Segment Start: EXTRACTED RECORDS

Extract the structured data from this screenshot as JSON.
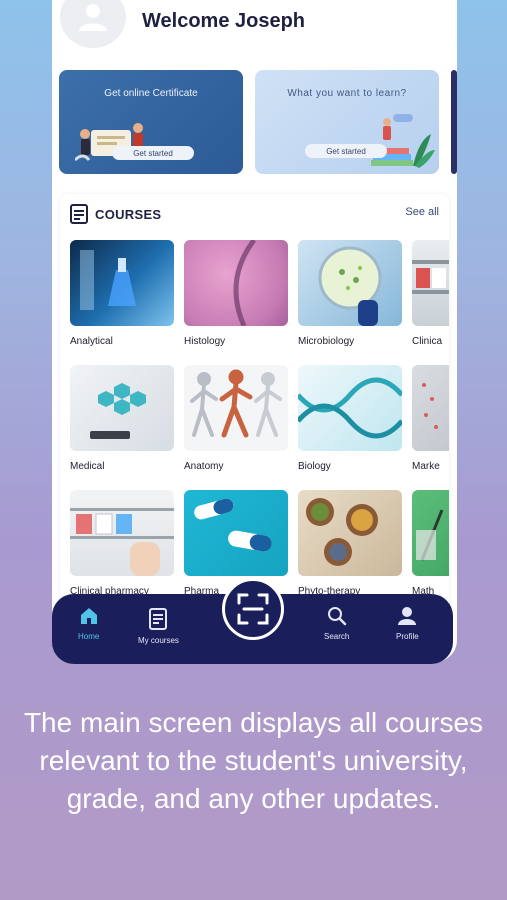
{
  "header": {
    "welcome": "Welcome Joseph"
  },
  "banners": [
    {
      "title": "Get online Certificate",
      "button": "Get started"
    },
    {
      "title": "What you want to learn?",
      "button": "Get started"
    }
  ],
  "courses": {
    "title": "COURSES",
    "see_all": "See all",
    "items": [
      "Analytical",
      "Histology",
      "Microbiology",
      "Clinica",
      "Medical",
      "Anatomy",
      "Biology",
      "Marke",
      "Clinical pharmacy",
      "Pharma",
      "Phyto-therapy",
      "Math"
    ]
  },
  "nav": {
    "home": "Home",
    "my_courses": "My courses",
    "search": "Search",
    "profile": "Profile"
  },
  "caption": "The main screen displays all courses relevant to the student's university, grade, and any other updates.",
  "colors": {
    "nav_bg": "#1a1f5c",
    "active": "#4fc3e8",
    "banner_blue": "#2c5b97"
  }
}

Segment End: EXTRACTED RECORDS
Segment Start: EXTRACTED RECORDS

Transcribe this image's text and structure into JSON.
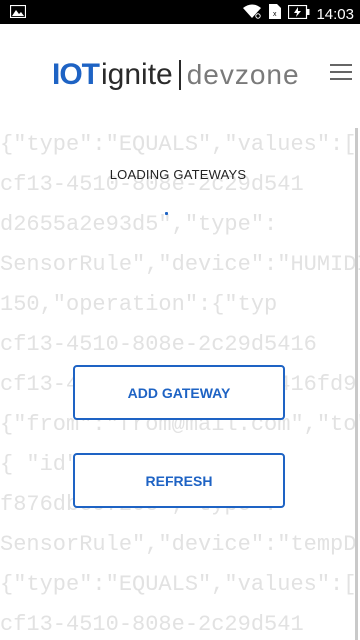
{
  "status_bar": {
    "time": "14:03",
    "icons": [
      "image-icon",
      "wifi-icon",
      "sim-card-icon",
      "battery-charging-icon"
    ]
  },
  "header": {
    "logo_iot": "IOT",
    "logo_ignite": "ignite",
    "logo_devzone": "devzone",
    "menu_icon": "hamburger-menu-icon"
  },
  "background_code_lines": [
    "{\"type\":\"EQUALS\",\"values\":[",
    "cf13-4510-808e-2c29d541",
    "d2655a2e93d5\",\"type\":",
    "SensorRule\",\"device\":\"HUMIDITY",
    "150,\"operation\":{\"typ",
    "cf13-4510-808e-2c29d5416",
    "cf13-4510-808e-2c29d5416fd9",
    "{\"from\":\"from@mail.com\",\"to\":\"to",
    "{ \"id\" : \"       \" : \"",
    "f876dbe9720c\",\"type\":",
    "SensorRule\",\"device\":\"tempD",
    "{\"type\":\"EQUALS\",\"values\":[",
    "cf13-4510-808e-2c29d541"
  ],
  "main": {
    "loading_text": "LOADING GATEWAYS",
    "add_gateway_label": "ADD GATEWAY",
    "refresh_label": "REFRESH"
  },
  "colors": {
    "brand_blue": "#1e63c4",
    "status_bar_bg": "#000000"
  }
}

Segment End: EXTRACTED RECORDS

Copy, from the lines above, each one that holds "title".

      "title": "Get online Certificate",
      "title": "What you want to learn?",
    "title": "COURSES",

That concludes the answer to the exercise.